Some people - whiny pessimistic doomsayers with no vision - look at global warming and see flooding and climatic catastrophes, but not Scott Borgerson. Mr. Borgerson sees OPPORTUNITY!
A quarter of the world's oil and natural gas resources lie in the Arctic, but until recently polar ice rendered many of these deposits inaccessible.
Now, with each passing year the warmest on record in the polar regions, the ice is melting, and more and more of these deposits are being tapped to feed the world's ravenous appetite for energy. With the price of oil soaring, wildcatters race to hoist derricks in waters where the ice has retreated. Miners, loggers and fishermen are also chasing newly exploitable natural resources.
Yet perhaps the most significant consequence of the melt is the rising potential for Arctic navigation. The polar thaw may lead to what would be the most transformational maritime project since the Panama Canal: an Arctic Bridge.

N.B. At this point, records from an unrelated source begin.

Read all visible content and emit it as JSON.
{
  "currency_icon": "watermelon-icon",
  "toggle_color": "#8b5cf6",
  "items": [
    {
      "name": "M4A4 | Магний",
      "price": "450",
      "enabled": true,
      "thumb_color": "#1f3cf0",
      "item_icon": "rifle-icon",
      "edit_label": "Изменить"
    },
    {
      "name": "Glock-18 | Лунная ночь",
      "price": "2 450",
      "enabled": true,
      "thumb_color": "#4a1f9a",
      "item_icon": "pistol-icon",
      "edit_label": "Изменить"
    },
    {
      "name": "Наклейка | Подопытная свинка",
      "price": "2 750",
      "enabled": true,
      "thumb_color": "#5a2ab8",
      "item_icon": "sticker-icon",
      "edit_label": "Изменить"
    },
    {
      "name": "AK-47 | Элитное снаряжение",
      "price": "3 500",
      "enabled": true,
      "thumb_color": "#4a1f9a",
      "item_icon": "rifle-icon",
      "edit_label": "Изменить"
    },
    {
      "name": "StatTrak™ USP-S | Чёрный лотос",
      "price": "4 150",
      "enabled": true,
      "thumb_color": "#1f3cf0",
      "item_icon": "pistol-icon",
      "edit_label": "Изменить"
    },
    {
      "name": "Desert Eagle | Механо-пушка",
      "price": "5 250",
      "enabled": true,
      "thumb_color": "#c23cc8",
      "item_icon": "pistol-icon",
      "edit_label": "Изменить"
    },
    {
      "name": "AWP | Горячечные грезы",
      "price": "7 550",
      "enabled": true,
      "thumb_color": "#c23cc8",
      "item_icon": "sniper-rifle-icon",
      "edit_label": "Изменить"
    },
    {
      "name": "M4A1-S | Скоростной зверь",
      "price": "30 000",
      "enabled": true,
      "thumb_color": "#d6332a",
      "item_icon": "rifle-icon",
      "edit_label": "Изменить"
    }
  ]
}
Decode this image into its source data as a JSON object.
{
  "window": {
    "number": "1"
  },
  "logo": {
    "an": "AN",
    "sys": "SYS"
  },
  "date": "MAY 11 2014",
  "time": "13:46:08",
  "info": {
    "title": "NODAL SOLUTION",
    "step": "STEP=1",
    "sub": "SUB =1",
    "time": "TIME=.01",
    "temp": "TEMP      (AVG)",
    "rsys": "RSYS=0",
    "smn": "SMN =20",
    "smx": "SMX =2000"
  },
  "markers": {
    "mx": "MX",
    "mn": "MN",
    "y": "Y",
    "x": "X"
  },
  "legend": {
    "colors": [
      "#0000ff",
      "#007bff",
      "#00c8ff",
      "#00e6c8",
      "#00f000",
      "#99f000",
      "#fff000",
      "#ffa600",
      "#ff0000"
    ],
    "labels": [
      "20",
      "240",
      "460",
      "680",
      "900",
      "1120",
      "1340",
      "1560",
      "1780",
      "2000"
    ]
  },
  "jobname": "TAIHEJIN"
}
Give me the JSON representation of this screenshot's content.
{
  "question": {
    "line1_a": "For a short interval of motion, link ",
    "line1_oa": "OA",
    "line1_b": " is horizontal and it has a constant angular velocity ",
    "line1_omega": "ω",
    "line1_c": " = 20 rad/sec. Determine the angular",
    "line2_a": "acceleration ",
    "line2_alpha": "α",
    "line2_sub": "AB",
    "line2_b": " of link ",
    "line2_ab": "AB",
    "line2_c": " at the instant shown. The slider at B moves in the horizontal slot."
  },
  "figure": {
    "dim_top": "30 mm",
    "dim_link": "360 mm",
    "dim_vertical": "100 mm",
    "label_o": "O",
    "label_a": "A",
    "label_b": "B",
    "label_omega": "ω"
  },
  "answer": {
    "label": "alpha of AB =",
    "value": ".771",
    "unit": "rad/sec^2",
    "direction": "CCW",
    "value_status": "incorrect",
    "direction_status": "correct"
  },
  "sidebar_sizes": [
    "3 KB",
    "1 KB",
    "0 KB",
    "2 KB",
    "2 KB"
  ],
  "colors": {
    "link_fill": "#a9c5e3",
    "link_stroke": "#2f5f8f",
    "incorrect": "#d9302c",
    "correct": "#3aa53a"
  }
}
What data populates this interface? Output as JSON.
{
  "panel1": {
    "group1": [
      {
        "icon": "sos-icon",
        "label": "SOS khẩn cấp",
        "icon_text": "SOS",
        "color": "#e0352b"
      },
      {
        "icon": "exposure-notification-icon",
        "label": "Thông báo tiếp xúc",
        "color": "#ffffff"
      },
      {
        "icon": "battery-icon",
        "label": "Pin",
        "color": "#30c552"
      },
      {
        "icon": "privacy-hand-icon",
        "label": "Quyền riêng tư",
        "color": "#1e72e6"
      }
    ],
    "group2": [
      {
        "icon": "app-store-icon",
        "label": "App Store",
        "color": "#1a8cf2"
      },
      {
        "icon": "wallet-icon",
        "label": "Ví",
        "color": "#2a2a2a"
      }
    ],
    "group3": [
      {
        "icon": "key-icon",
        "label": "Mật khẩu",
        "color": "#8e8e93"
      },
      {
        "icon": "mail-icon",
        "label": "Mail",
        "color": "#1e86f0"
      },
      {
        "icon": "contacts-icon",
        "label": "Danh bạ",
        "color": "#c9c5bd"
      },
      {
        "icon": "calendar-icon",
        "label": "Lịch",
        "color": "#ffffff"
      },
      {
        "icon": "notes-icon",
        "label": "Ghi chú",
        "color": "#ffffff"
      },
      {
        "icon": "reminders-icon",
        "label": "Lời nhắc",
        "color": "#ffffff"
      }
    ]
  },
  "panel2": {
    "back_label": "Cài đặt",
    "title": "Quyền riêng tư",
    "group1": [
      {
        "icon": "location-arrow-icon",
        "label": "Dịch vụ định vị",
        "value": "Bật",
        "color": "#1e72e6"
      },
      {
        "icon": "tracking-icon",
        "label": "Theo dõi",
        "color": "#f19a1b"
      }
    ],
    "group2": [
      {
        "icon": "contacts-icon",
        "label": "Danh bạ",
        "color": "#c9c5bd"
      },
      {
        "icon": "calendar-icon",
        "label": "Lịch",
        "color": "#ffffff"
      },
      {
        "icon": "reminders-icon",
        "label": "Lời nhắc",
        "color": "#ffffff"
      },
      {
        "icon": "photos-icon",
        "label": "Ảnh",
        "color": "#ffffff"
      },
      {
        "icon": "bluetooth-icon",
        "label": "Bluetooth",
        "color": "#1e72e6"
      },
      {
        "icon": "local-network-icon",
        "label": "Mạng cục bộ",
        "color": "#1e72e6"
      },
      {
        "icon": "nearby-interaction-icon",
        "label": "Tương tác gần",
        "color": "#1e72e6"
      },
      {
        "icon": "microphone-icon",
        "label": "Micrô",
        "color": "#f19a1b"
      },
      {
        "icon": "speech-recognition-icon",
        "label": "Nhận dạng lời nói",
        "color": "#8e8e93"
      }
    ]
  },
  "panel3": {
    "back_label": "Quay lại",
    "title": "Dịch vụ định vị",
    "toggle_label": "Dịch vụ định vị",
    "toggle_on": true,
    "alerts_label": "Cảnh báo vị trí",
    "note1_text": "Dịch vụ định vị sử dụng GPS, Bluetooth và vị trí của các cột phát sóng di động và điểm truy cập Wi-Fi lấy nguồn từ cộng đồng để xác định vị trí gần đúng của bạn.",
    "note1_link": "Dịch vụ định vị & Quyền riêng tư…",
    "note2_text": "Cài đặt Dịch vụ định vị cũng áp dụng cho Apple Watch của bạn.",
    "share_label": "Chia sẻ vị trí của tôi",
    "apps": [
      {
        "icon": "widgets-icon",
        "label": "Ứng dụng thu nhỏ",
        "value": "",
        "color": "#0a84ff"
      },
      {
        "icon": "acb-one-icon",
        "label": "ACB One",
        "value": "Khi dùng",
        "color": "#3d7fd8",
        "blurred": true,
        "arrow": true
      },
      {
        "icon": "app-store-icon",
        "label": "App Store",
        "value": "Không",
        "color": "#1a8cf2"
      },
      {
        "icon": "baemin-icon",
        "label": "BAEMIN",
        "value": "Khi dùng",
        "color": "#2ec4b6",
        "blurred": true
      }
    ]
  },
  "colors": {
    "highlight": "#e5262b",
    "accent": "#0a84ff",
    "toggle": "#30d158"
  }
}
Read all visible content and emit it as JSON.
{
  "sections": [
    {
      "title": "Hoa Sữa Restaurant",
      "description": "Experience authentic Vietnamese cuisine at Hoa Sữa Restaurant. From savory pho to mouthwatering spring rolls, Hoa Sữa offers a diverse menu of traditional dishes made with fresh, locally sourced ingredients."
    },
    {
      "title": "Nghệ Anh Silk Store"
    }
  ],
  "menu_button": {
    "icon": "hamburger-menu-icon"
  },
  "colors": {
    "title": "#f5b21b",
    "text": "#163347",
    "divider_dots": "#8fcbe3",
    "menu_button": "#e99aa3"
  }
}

The holy grail of a shortcut from the North Atlantic to the North Pacific has lured explorers to extreme latitudes for centuries. Those explorers' dream could become a reality in our lifetime. An Arctic marine highway made possible by the dwindling of sea ice would cut existing oceanic transit times by days, saving shipping companies... thousands of miles in travel.
A continued reduction in Arctic sea ice, supported by a growing network of ports, roads and railways, could radically transform trade patterns. Those able to adjust their mental maps and capitalize on this new seaway would surely benefit.
Admittedly, even going by the most optimistic projection, a fully navigable Arctic is unlikely to emerge for a decade or more, and depending on whose climate change model you accept, it could take much longer. But unless warming trends come to an abrupt halt, the Arctic region will surely witness increased activity in the foreseeable future and could, in time, become a hub of global activity.
Interesting use of the word "optimistic," neh? Yes, Mr. Borgerson's biggest concern about global warming is that it may not be happening fast enough. Oh well, I suppose the world can put that Arctic shortcut to good use ferrying supplies to flood and hurricane victims...